Excerpts from an interface dataset:

-*-*-

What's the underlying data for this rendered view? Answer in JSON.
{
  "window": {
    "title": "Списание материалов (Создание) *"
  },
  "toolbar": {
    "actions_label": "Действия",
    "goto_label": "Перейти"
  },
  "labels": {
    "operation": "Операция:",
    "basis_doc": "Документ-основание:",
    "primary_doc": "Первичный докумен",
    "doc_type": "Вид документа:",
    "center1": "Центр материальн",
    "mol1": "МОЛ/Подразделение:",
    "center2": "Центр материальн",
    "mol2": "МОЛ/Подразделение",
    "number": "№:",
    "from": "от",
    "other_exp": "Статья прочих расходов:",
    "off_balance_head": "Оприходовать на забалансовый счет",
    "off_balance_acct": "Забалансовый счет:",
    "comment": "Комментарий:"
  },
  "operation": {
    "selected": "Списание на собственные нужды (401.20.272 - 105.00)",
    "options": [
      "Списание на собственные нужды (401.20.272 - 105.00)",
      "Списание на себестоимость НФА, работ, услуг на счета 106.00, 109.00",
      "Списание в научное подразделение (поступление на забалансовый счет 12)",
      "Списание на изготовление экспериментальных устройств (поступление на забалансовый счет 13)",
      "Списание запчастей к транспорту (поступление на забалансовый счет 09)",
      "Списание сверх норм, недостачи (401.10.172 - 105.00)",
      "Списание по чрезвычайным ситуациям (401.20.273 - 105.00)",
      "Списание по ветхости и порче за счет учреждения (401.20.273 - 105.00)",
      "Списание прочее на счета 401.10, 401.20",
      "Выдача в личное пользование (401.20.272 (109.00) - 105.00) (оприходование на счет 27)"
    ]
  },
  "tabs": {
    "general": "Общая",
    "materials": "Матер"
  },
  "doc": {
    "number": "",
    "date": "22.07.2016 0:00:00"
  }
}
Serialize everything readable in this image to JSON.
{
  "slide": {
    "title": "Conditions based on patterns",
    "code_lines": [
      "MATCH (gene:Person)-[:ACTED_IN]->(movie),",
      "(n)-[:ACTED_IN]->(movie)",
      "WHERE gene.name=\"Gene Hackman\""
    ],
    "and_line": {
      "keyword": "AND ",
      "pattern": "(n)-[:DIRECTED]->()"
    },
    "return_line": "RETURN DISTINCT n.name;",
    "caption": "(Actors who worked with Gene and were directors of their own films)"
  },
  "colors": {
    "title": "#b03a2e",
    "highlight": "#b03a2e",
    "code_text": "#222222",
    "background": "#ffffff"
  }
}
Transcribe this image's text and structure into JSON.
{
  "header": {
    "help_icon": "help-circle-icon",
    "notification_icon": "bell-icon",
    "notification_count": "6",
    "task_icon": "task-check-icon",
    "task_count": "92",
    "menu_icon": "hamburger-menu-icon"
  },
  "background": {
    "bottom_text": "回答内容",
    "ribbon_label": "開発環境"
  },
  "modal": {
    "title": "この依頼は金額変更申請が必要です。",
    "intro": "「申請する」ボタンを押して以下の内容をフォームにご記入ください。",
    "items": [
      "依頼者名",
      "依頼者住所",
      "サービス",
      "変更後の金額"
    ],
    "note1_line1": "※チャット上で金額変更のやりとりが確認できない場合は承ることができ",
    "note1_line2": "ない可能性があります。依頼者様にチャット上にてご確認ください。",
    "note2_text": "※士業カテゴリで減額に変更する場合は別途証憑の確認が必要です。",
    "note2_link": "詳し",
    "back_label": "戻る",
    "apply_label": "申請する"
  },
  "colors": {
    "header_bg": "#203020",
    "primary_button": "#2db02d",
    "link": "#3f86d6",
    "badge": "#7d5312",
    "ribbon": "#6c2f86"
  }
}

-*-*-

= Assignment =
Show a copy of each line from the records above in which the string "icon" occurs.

= Response box =
    "help_icon": "help-circle-icon",
    "notification_icon": "bell-icon",
    "task_icon": "task-check-icon",
    "menu_icon": "hamburger-menu-icon"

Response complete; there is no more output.